# PROBLEM STATEMENT:
All of the data below should be printed again exactly, pictures excluded.

════════════════════

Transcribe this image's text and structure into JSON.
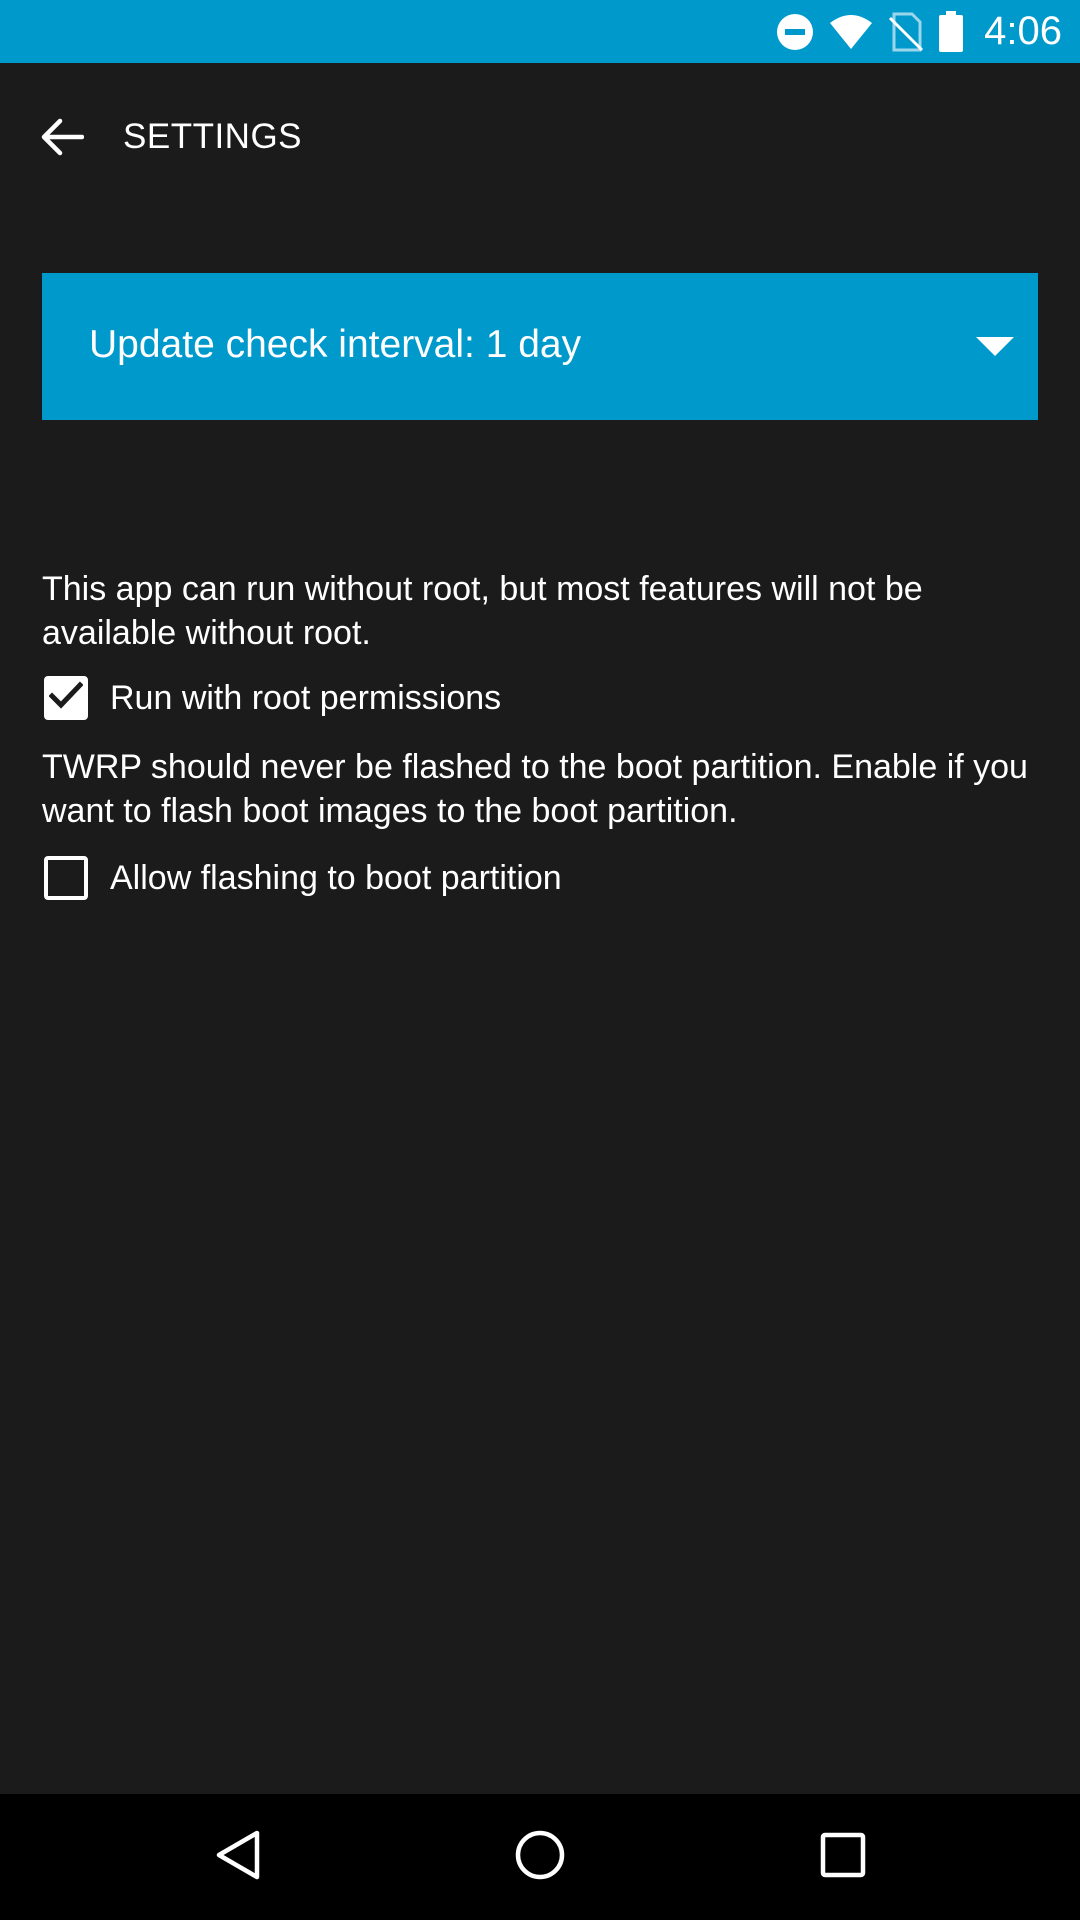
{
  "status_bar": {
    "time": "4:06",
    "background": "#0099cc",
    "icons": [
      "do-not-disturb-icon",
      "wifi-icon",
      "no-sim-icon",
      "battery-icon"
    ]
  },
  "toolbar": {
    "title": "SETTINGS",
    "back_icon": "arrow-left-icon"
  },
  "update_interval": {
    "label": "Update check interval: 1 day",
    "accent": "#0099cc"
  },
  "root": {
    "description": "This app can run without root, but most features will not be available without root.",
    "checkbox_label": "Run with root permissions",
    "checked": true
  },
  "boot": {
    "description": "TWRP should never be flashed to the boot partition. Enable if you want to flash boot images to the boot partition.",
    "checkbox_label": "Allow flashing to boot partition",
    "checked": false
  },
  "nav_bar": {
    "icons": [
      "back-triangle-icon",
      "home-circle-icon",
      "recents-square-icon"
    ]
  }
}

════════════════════

# SOLUTION TO THIS EXERCISE:
Transcribe this image's text and structure into JSON.
{
  "status_bar": {
    "time": "4:06",
    "background": "#0099cc",
    "icons": [
      "do-not-disturb-icon",
      "wifi-icon",
      "no-sim-icon",
      "battery-icon"
    ]
  },
  "toolbar": {
    "title": "SETTINGS",
    "back_icon": "arrow-left-icon"
  },
  "update_interval": {
    "label": "Update check interval: 1 day",
    "accent": "#0099cc"
  },
  "root": {
    "description": "This app can run without root, but most features will not be available without root.",
    "checkbox_label": "Run with root permissions",
    "checked": true
  },
  "boot": {
    "description": "TWRP should never be flashed to the boot partition. Enable if you want to flash boot images to the boot partition.",
    "checkbox_label": "Allow flashing to boot partition",
    "checked": false
  },
  "nav_bar": {
    "icons": [
      "back-triangle-icon",
      "home-circle-icon",
      "recents-square-icon"
    ]
  }
}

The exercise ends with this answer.